Journeys
Reflecting on a 55-year career
Phillip McMillin
OOIDA Senior Member, Grain Valley, Mo.

By Mark Schremmer, staff writer

Phillip McMillin witnessed a lot of changes during his 55 years in the trucking industry.

He can remember purchasing a dump truck for $4,000 and fueling up for $0.18 a gallon.

While the price increases for a truck and fuel have been staggering, the biggest change McMillin has witnessed over the years may be the development of the Owner-Operator Independent Drivers Association.

A native of the Kansas City area who has lived in Grain Valley, Mo. since 1971, McMillin owned a front-row seat to the early days of OOIDA.

"I can remember when the site of OOIDA was still a truck stop, a restaurant and a motel," said McMillin, an OOIDA senior member.

He can picture OOIDA President Jim Johnston rallying a crowd at the gas station.

"I came down for one of his first talks," McMillin said. "Truckers were complaining about the prices of fuel and what they were going to do to try and get it down. Jim had the guts to get up there and tell it like it was. I think Jim has done a lot for truckers."
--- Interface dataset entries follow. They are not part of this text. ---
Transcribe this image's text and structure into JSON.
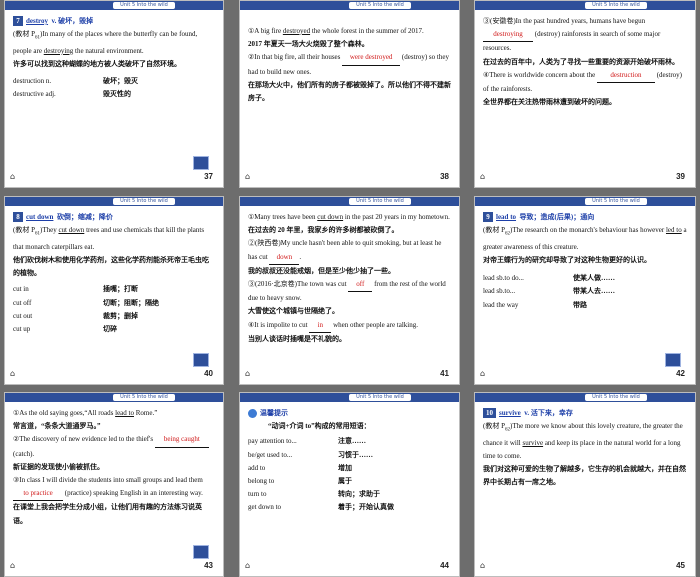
{
  "header_label": "Unit 5  Into the wild",
  "slides": [
    {
      "page": "37",
      "lines": {
        "l1_word": "destroy",
        "l1_pos": "v.",
        "l1_zh": "破坏，毁掉",
        "l2": "(教材 P",
        "l2_sub": "61",
        "l2b": ")In many of the places where the butterfly can be found, people are ",
        "l2_u": "destroying",
        "l2c": " the natural environment.",
        "l3": "许多可以找到这种蝴蝶的地方被人类破坏了自然环境。",
        "r1k": "destruction n.",
        "r1v": "破坏；毁灭",
        "r2k": "destructive adj.",
        "r2v": "毁灭性的"
      }
    },
    {
      "page": "38",
      "lines": {
        "a1": "①A big fire ",
        "a1_u": "destroyed",
        "a1b": " the whole forest in the summer of 2017.",
        "a2": "2017 年夏天一场大火烧毁了整个森林。",
        "b1": "②In that big fire, all their houses ",
        "b1_blank": "were destroyed",
        "b1b": " (destroy) so they had to build new ones.",
        "b2": "在那场大火中，他们所有的房子都被毁掉了。所以他们不得不建新房子。"
      }
    },
    {
      "page": "39",
      "lines": {
        "c1": "③(安徽卷)In the past hundred years, humans have begun ",
        "c1_blank": "destroying",
        "c1b": " (destroy) rainforests in search of some major resources.",
        "c2": "在过去的百年中，人类为了寻找一些重要的资源开始破坏雨林。",
        "d1": "④There is worldwide concern about the ",
        "d1_blank": "destruction",
        "d1b": " (destroy) of the rainforests.",
        "d2": "全世界都在关注热带雨林遭到破坏的问题。"
      }
    },
    {
      "page": "40",
      "lines": {
        "h_word": "cut down",
        "h_zh": "砍倒；缩减；降价",
        "p1": "(教材 P",
        "p1_sub": "61",
        "p1b": ")They ",
        "p1_u": "cut down",
        "p1c": " trees and use chemicals that kill the plants that monarch caterpillars eat.",
        "p2": "他们砍伐树木和使用化学药剂，这些化学药剂能杀死帝王毛虫吃的植物。",
        "items": [
          [
            "cut in",
            "插嘴；打断"
          ],
          [
            "cut off",
            "切断；阻断；隔绝"
          ],
          [
            "cut out",
            "裁剪；删掉"
          ],
          [
            "cut up",
            "切碎"
          ]
        ]
      }
    },
    {
      "page": "41",
      "lines": {
        "q1": "①Many trees have been ",
        "q1_u": "cut down",
        "q1b": " in the past 20 years in my hometown.",
        "q1z": "在过去的 20 年里，我家乡的许多树都被砍倒了。",
        "q2": "②(陕西卷)My uncle hasn't been able to quit smoking, but at least he has cut ",
        "q2_blank": "down",
        "q2b": ".",
        "q2z": "我的叔叔还没能戒烟，但是至少他少抽了一些。",
        "q3": "③(2016·北京卷)The town was cut ",
        "q3_blank": "off",
        "q3b": " from the rest of the world due to heavy snow.",
        "q3z": "大雪使这个城镇与世隔绝了。",
        "q4": "④It is impolite to cut ",
        "q4_blank": "in",
        "q4b": " when other people are talking.",
        "q4z": "当别人谈话时插嘴是不礼貌的。"
      }
    },
    {
      "page": "42",
      "lines": {
        "h_word": "lead to",
        "h_zh": "导致；造成(后果)；通向",
        "p1": "(教材 P",
        "p1_sub": "62",
        "p1b": ")The research on the monarch's behaviour has however ",
        "p1_u": "led to",
        "p1c": " a greater awareness of this creature.",
        "p2": "对帝王蝶行为的研究却导致了对这种生物更好的认识。",
        "items": [
          [
            "lead sb.to do...",
            "使某人做……"
          ],
          [
            "lead sb.to...",
            "带某人去……"
          ],
          [
            "lead the way",
            "带路"
          ]
        ]
      }
    },
    {
      "page": "43",
      "lines": {
        "s1": "①As the old saying goes,“All roads ",
        "s1_u": "lead to",
        "s1b": " Rome.”",
        "s1z": "常言道，“条条大道通罗马。”",
        "s2": "②The discovery of new evidence led to the thief's ",
        "s2_blank": "being caught",
        "s2b": " (catch).",
        "s2z": "新证据的发现使小偷被抓住。",
        "s3": "③In class I will divide the students into small groups and lead them ",
        "s3_blank": "to practice",
        "s3b": " (practice) speaking English in an interesting way.",
        "s3z": "在课堂上我会把学生分成小组，让他们用有趣的方法练习说英语。"
      }
    },
    {
      "page": "44",
      "lines": {
        "tip": "温馨提示",
        "title": "“动词+介词 to”构成的常用短语：",
        "items": [
          [
            "pay attention to...",
            "注意……"
          ],
          [
            "be/get used to...",
            "习惯于……"
          ],
          [
            "add to",
            "增加"
          ],
          [
            "belong to",
            "属于"
          ],
          [
            "turn to",
            "转向；求助于"
          ],
          [
            "get down to",
            "着手；开始认真做"
          ]
        ]
      }
    },
    {
      "page": "45",
      "lines": {
        "h_word": "survive",
        "h_zh": "v. 活下来，幸存",
        "p1": "(教材 P",
        "p1_sub": "62",
        "p1b": ")The more we know about this lovely creature, the greater the chance it will ",
        "p1_u": "survive",
        "p1c": " and keep its place in the natural world for a long time to come.",
        "p2": "我们对这种可爱的生物了解越多，它生存的机会就越大，并在自然界中长期占有一席之地。"
      }
    }
  ],
  "badges": {
    "s37": "7",
    "s40": "8",
    "s42": "9",
    "s45": "10"
  },
  "colors": {
    "header": "#2e4f9a",
    "blank": "#d01818",
    "keyword": "#1d3fa8"
  }
}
Fast-forward more than 40 years, and OOIDA continues to fight for the rights of all truckers, including its more than 156,000 members. Johnston, who became OOIDA's third president in 1975, was recently re-elected for a ninth term.
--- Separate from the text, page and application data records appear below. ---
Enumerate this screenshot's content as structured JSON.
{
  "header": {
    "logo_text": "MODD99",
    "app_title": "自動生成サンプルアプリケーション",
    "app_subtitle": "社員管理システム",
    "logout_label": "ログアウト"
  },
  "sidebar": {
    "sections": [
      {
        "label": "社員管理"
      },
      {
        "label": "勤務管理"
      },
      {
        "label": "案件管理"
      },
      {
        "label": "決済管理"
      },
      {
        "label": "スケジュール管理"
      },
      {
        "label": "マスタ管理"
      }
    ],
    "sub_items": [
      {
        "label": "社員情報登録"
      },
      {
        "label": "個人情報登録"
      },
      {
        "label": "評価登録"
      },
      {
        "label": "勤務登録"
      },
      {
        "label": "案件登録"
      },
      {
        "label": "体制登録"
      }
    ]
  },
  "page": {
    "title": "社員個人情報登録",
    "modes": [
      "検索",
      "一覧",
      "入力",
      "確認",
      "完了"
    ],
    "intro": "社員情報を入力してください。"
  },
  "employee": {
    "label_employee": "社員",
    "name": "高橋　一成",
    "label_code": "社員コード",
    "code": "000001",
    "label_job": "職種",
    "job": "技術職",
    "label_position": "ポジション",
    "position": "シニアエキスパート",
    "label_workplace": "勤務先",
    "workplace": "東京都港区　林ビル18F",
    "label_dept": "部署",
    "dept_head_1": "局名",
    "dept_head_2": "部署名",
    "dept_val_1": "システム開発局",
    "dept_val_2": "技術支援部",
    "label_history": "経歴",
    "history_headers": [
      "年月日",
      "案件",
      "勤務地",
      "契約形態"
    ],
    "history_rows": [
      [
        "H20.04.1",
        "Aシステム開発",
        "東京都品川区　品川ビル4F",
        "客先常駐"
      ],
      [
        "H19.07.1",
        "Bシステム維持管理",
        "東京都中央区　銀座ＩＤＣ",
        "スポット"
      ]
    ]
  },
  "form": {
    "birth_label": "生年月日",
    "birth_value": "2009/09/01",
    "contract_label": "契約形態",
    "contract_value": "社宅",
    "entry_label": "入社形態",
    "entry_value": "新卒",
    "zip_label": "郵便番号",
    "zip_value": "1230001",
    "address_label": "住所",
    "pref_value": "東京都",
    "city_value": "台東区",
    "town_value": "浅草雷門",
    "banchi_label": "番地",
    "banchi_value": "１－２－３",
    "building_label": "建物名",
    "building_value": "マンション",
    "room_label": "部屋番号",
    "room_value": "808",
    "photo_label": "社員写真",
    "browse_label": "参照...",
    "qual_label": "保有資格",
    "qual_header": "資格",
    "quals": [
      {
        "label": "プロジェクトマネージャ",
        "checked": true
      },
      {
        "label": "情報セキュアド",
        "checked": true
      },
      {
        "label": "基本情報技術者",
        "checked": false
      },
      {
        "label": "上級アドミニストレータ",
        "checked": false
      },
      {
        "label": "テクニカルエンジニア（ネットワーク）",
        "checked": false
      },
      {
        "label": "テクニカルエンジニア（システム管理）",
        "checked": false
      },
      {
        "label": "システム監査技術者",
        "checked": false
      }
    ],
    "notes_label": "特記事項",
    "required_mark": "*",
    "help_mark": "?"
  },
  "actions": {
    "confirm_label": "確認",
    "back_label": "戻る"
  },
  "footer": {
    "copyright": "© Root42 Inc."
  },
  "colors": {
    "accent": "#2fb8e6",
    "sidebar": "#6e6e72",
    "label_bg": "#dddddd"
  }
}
"OOIDA certainly has grown," McMillin said. Having been around since nearly the beginning, he remembers thinking 15,000 was a big number.

McMillin retired Dec. 31, 2014, from a career as a dump truck driver for Vance Brothers that spanned more than five decades.

What's ironic is that a young McMillin never had any plans to enter the industry.

"When I was a young man, I wanted to be a body man and work on cars," he recalled. "I bought a red dump truck for a class project my senior year in high school. With the help of some professional body men, we got it back to where it was drivable."

Little did McMillin know that the dump truck would jump-start his entire professional career.

"I was at a service station in Raytown, Mo., and Mr. Vance came in," McMillin said. "He asked what I was going to do over the summer. I said that I was going to do some work and then go to college. He asked what I was going to do with that truck. I said, 'I don't know. I guess I'll sell it.' He said, 'Come down and work for me.' That's what I did ever since."

For 55 years, McMillin hauled rock and sand and then hauled asphalt to the customers.

"I liked my job, and I liked my people," he said. "That's why I stayed 55 years."

McMillin's only significant absence was when he was drafted into the U.S. Army in 1964. He was based in Fort Lewis, Wash., for two years.

McMillin estimates that he drove about 3.5 million miles during his career.

"Most of my miles were local, but I did it every day," he said.

Upon retirement, McMillin sold his trucks to his son Greg McMillin, who is also an OOIDA member.

Now, the 73-year-old McMillin spends his time with his wife, Donna, playing with his four dogs, attending car races and reflecting on a positive career in the trucking industry.

"Vance Brothers gave me a jacket for 55 years of service," McMillin said. "But I don't wear it too often, because I want to keep it clean. I'm proud of that jacket." LL